"FLAT LAY" Photo or Video Drama Technique
This post describes a dramatic adaptation of a fun photographic technique called "flat lay" for the purposes of posing scenes and message from a Bible story.
"Flat Lay" describes the purposeful arrangement of objects, words, materials (etc) on a flat surface and then taking a photo (or video recording) of the arrangement (or action) from ABOVE (bird's eye view), This technique is commonly found on Instagram and YouTube to display products and parts of products on a table. It is considered an art medium. Google "flat lay" for lots of examples.
While arranging objects on a table and photographing or video recording them might sound like an interesting "art" or photographic technique, this is the DRAMA Workshop afterall ! Our "objects" are the actors, and our actors love to pose and move.

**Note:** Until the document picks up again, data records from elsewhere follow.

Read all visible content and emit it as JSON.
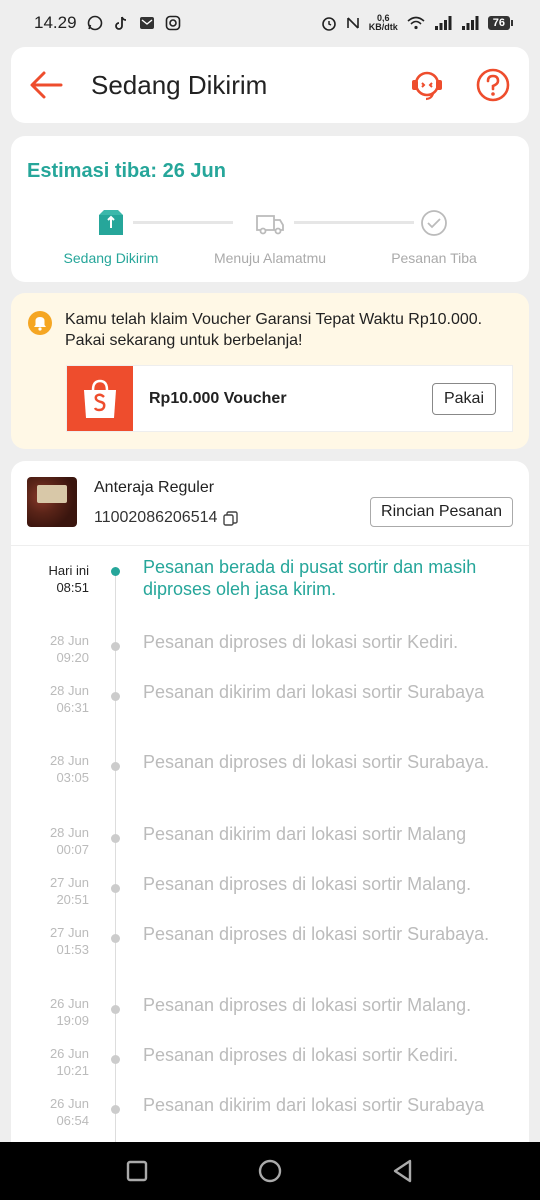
{
  "status_bar": {
    "time": "14.29",
    "net_speed_value": "0,6",
    "net_speed_unit": "KB/dtk",
    "battery": "76"
  },
  "header": {
    "title": "Sedang Dikirim"
  },
  "estimate": {
    "title": "Estimasi tiba: 26 Jun",
    "steps": [
      {
        "label": "Sedang Dikirim",
        "icon": "box-icon",
        "active": true
      },
      {
        "label": "Menuju Alamatmu",
        "icon": "truck-icon",
        "active": false
      },
      {
        "label": "Pesanan Tiba",
        "icon": "check-circle-icon",
        "active": false
      }
    ]
  },
  "voucher": {
    "message": "Kamu telah klaim Voucher Garansi Tepat Waktu Rp10.000. Pakai sekarang untuk berbelanja!",
    "name": "Rp10.000 Voucher",
    "use_label": "Pakai"
  },
  "shipment": {
    "courier": "Anteraja Reguler",
    "tracking_number": "11002086206514",
    "detail_label": "Rincian Pesanan"
  },
  "timeline": [
    {
      "date": "Hari ini",
      "time": "08:51",
      "text": "Pesanan berada di pusat sortir dan masih diproses oleh jasa kirim.",
      "active": true
    },
    {
      "date": "28 Jun",
      "time": "09:20",
      "text": "Pesanan diproses di lokasi sortir  Kediri.",
      "active": false
    },
    {
      "date": "28 Jun",
      "time": "06:31",
      "text": "Pesanan dikirim dari lokasi sortir Surabaya",
      "active": false
    },
    {
      "date": "28 Jun",
      "time": "03:05",
      "text": "Pesanan diproses di lokasi sortir Surabaya.",
      "active": false
    },
    {
      "date": "28 Jun",
      "time": "00:07",
      "text": "Pesanan dikirim dari lokasi sortir  Malang",
      "active": false
    },
    {
      "date": "27 Jun",
      "time": "20:51",
      "text": "Pesanan diproses di lokasi sortir  Malang.",
      "active": false
    },
    {
      "date": "27 Jun",
      "time": "01:53",
      "text": "Pesanan diproses di lokasi sortir Surabaya.",
      "active": false
    },
    {
      "date": "26 Jun",
      "time": "19:09",
      "text": "Pesanan diproses di lokasi sortir  Malang.",
      "active": false
    },
    {
      "date": "26 Jun",
      "time": "10:21",
      "text": "Pesanan diproses di lokasi sortir  Kediri.",
      "active": false
    },
    {
      "date": "26 Jun",
      "time": "06:54",
      "text": "Pesanan dikirim dari lokasi sortir Surabaya",
      "active": false
    }
  ],
  "colors": {
    "accent": "#26a69a",
    "brand": "#ee4d2d",
    "voucher_bg": "#fff8e6"
  }
}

So for our drama technique, we have borrowed two things from the "flat lay" folks to make our tableaux or freeze-frame Bible story scenes extra creative and fun.

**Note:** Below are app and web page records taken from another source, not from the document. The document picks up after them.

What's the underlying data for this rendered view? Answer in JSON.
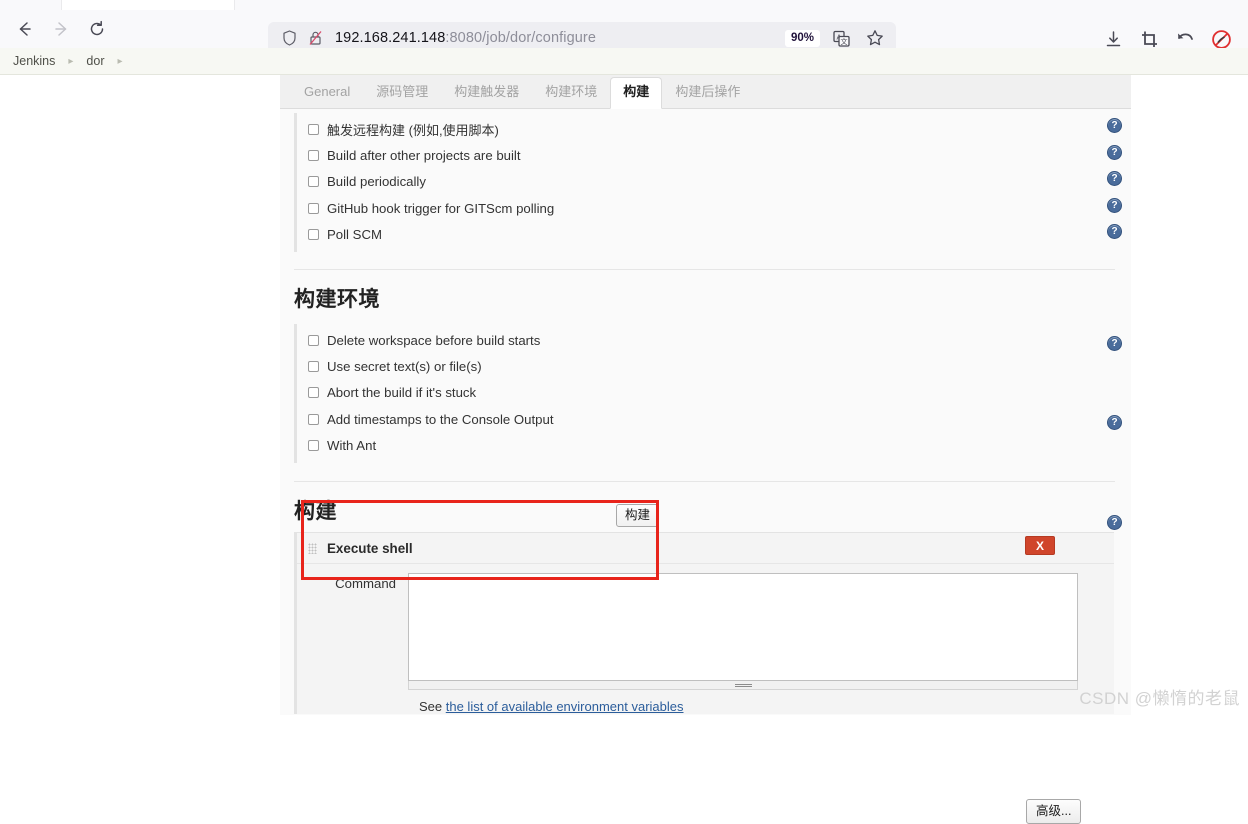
{
  "browser": {
    "nav": {
      "back_icon": "arrow-left-icon",
      "forward_icon": "arrow-right-icon",
      "reload_icon": "reload-icon"
    },
    "address_bar": {
      "shield_icon": "shield-icon",
      "lock_icon": "lock-crossed-icon",
      "url_host": "192.168.241.148",
      "url_path": ":8080/job/dor/configure",
      "zoom_level": "90%",
      "translate_icon": "translate-icon",
      "bookmark_icon": "star-icon"
    },
    "toolbar_right": [
      {
        "icon": "download-icon"
      },
      {
        "icon": "screenshot-crop-icon"
      },
      {
        "icon": "undo-arrow-icon"
      },
      {
        "icon": "blocked-circle-icon"
      }
    ]
  },
  "breadcrumb": {
    "items": [
      {
        "label": "Jenkins"
      },
      {
        "label": "dor"
      }
    ],
    "separator": "▸"
  },
  "tabs": [
    {
      "label": "General",
      "active": false
    },
    {
      "label": "源码管理",
      "active": false
    },
    {
      "label": "构建触发器",
      "active": false
    },
    {
      "label": "构建环境",
      "active": false
    },
    {
      "label": "构建",
      "active": true
    },
    {
      "label": "构建后操作",
      "active": false
    }
  ],
  "triggers": {
    "items": [
      {
        "label": "触发远程构建 (例如,使用脚本)",
        "checked": false,
        "help": true
      },
      {
        "label": "Build after other projects are built",
        "checked": false,
        "help": true
      },
      {
        "label": "Build periodically",
        "checked": false,
        "help": true
      },
      {
        "label": "GitHub hook trigger for GITScm polling",
        "checked": false,
        "help": true
      },
      {
        "label": "Poll SCM",
        "checked": false,
        "help": true
      }
    ]
  },
  "build_env": {
    "title": "构建环境",
    "items": [
      {
        "label": "Delete workspace before build starts",
        "checked": false,
        "help": false
      },
      {
        "label": "Use secret text(s) or file(s)",
        "checked": false,
        "help": true
      },
      {
        "label": "Abort the build if it's stuck",
        "checked": false,
        "help": false
      },
      {
        "label": "Add timestamps to the Console Output",
        "checked": false,
        "help": false
      },
      {
        "label": "With Ant",
        "checked": false,
        "help": true
      }
    ]
  },
  "build": {
    "title": "构建",
    "add_step_button": "构建",
    "builder": {
      "grip_icon": "drag-handle-icon",
      "name": "Execute shell",
      "delete_button": "X",
      "help_icon": "help-icon",
      "command_label": "Command",
      "command_value": "",
      "command_placeholder": "",
      "env_note_prefix": "See ",
      "env_note_link": "the list of available environment variables"
    },
    "advanced_button": "高级..."
  },
  "watermark": "CSDN @懒惰的老鼠",
  "help_icon_glyph": "?",
  "colors": {
    "accent_red": "#e8241b",
    "delete_red": "#d0452b",
    "help_blue": "#4a6c9b",
    "link_blue": "#2b5d9b",
    "breadcrumb_bg": "#f7f8f3"
  }
}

- We're going to "lay flat" our actors ON the scene --that is, the floor.
- Then we're going to photograph them from above.

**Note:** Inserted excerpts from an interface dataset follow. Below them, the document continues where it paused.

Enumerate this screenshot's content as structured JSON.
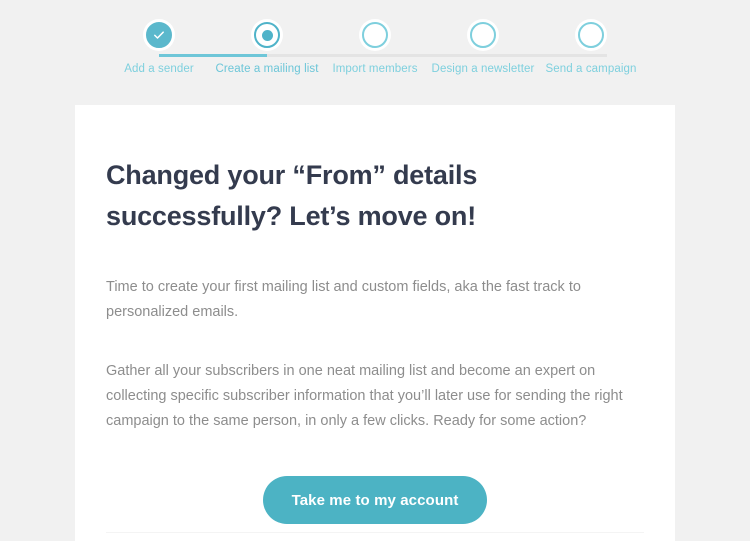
{
  "theme": {
    "page_background": "#f1f1f1",
    "card_background": "#ffffff",
    "accent": "#4cb3c4",
    "step_label_color": "#7ed0de",
    "heading_color": "#343b4e",
    "body_text_color": "#8d8d8d",
    "connector_done_color": "#6ec6d8",
    "connector_todo_color": "#e4e4e4"
  },
  "stepper": {
    "steps": [
      {
        "label": "Add a sender",
        "state": "done",
        "icon": "check-icon"
      },
      {
        "label": "Create a mailing list",
        "state": "current",
        "icon": "dot-icon"
      },
      {
        "label": "Import members",
        "state": "todo",
        "icon": "empty-circle-icon"
      },
      {
        "label": "Design a newsletter",
        "state": "todo",
        "icon": "empty-circle-icon"
      },
      {
        "label": "Send a campaign",
        "state": "todo",
        "icon": "empty-circle-icon"
      }
    ]
  },
  "card": {
    "headline": "Changed your “From” details successfully? Let’s move on!",
    "paragraph_1": "Time to create your first mailing list and custom fields, aka the fast track to personalized emails.",
    "paragraph_2": "Gather all your subscribers in one neat mailing list and become an expert on collecting specific subscriber information that you’ll later use for sending the right campaign to the same person, in only a few clicks. Ready for some action?",
    "cta_label": "Take me to my account"
  }
}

It's still what we might otherwise call "posing Bible scenes," or creating "tableaux," or "action freeze frames." But it's not going to look like this old-fashioned posed photo:
By laying our actors flat on the floor and photographing them from above, we not only gain an extra dimension, we can now "suspend gravity" to accentuate posed positions which are not possible if you're standing upright. It's particularly funny when you do a video recording of the actors acting in the scene, but it looks cool even when you're just creating still scenes. There's something about playing a trick on the eye that makes us pay attention and enjoy viewing and discussing our scenes.
CreativeCarol, a member of our Writing Team, has written a Writing Team DRAMA lesson that uses "flat lay" photography to create "tableaux" (creative photos) of various scenes and the reactions/messages found in Luke 2's Shepherds and Angels story.
Using a Video Camera to Record a "Flat Lay" Action Scene
In the above description of a "flat lay tableaux." actors still "freeze" to be photographed while they lay on the floor. But in "Flat Lay Action," we let the actors act out the focus of a story scene and the reactions to what's happening or being said while they lay flat on the floor and we record the scene from above.
And here's the cool effect that creates... When played back on the TV, the "physics" of watching the kids scoot around on the floor are humorous, allowing for bigger actions and reactions because you don't have gravity anchoring your feet to the ground.
Here's a great example of the humorous result "sideways scene" gives your drama:
Neil MacQueen, another member of our Writing Team, has written a Writing Team "Bethelehem Live Music Television Show" lesson that uses a cellphone/camera's video recording capabilities to create the effect of a "live tv show" while recording the show at the same time.
That lesson uses the "flat lay" technique with live actors moving on the floor. This type of comedy skit is known as "sideways scene." It has been popularized by improv shows and the "Whose Line Is It Anyway" TV show whose sideways scene skits can be found on YouTube. You can do sideways scenes of the scenes and dialog of the Bible story (photographed or video recorded.
How to connect your cellphone/video camera to your TV to show a LIVE FEED of the sideways scene. You don't need to have a live feed of your video going to your TV (as described in Neil's lesson), but you will want to have the ability to connect your camera to your TV so you can playback the recording and enjoy the acting and fun effect of "flat lay" action dramas.